§ Problem requirements:
In the entries below, every line that contains "печати" must be located and copied.

§ The records:
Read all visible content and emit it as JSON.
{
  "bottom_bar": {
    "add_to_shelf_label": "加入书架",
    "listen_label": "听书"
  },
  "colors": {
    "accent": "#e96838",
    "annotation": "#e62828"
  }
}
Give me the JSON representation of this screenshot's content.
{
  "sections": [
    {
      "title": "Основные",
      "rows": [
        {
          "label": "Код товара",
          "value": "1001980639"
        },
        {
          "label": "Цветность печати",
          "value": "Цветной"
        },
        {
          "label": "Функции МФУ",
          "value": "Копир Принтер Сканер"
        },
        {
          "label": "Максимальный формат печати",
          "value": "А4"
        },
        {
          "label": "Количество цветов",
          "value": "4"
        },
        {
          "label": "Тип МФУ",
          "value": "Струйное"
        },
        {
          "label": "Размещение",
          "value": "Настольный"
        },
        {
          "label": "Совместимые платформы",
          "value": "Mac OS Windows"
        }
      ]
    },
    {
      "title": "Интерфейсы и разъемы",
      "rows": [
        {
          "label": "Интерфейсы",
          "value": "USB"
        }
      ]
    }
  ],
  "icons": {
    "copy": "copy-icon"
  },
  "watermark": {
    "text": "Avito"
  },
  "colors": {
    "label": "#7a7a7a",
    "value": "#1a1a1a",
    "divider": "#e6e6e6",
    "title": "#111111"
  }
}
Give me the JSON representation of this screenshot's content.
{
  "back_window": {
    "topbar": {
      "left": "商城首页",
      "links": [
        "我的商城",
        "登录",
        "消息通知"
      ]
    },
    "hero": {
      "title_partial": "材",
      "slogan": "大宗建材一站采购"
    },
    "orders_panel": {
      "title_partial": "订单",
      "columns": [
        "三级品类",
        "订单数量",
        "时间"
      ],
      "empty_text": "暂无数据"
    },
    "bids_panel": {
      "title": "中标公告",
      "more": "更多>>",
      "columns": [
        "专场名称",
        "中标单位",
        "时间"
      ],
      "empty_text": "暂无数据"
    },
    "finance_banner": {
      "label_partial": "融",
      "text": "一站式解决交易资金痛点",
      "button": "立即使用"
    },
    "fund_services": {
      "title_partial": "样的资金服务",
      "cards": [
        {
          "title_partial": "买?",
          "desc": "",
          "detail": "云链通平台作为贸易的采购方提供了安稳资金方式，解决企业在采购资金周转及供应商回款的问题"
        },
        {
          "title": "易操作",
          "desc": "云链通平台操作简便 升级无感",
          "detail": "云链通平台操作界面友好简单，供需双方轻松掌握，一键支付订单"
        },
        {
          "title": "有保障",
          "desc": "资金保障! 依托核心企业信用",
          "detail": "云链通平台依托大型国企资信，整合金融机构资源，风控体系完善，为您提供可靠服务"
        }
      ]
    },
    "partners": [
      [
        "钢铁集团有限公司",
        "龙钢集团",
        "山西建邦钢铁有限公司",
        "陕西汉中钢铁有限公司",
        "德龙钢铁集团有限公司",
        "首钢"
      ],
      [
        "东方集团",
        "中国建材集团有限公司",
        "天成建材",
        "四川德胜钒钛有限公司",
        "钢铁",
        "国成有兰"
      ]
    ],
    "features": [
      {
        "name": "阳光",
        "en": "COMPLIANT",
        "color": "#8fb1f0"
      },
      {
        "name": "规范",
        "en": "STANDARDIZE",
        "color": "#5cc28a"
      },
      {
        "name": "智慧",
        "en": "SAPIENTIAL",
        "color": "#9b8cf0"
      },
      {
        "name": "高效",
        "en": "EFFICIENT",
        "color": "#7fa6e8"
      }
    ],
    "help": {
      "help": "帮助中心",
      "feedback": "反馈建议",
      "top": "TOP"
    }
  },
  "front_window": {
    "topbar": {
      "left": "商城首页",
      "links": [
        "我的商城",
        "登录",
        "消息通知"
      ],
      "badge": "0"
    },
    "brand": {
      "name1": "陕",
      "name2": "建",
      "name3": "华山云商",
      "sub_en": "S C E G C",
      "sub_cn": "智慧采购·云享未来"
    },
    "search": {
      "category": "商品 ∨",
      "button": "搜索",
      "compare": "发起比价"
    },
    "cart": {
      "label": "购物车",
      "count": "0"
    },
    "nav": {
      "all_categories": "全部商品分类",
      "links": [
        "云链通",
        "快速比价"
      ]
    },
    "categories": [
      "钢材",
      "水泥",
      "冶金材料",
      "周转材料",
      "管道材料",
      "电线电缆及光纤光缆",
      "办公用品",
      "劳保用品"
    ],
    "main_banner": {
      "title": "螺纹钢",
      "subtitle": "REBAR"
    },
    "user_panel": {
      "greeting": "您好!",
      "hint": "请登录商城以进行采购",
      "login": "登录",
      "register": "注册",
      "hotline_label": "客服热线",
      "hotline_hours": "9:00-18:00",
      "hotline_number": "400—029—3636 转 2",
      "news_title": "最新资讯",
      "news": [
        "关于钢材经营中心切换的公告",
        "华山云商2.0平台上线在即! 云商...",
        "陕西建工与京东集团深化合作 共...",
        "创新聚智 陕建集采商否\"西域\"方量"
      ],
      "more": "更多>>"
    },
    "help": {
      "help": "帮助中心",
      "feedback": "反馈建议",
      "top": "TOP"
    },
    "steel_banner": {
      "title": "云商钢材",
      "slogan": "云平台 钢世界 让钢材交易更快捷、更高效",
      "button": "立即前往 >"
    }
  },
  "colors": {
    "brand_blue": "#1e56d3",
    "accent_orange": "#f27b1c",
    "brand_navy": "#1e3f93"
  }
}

§ Solved problem:
          "label": "Цветность печати",
          "label": "Максимальный формат печати",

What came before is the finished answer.